Work task: From the entries below, extract every line that includes the word "icon".
Segment Start: Dataset records
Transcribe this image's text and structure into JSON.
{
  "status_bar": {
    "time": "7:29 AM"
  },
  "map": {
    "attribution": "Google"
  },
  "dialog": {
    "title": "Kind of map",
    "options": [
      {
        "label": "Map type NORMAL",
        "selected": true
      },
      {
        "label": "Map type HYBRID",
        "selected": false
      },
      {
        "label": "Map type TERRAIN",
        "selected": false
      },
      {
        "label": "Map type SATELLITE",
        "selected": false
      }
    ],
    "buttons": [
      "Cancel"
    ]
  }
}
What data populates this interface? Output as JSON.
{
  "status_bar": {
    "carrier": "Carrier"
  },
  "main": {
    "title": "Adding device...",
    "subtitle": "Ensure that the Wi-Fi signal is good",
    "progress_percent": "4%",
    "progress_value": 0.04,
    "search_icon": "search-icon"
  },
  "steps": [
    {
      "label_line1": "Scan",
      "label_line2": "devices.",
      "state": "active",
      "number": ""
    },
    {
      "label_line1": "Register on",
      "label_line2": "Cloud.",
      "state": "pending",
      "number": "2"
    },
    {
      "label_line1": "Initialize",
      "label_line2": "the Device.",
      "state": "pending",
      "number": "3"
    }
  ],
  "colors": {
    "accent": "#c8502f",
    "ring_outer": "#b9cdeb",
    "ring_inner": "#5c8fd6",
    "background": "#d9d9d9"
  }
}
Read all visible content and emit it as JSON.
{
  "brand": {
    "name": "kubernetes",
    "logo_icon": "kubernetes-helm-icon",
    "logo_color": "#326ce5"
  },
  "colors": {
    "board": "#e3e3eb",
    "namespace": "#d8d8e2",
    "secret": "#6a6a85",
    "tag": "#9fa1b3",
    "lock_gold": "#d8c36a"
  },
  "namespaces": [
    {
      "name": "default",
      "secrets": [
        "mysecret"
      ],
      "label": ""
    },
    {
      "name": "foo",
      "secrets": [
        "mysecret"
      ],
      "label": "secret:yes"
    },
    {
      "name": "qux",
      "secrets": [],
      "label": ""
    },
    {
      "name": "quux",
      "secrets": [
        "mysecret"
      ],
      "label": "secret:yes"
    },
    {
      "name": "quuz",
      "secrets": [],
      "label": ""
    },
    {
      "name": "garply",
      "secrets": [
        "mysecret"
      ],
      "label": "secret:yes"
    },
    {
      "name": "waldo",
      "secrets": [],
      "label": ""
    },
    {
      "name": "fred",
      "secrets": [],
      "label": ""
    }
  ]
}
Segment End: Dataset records
Your solution:
    "search_icon": "search-icon"
    "logo_icon": "kubernetes-helm-icon",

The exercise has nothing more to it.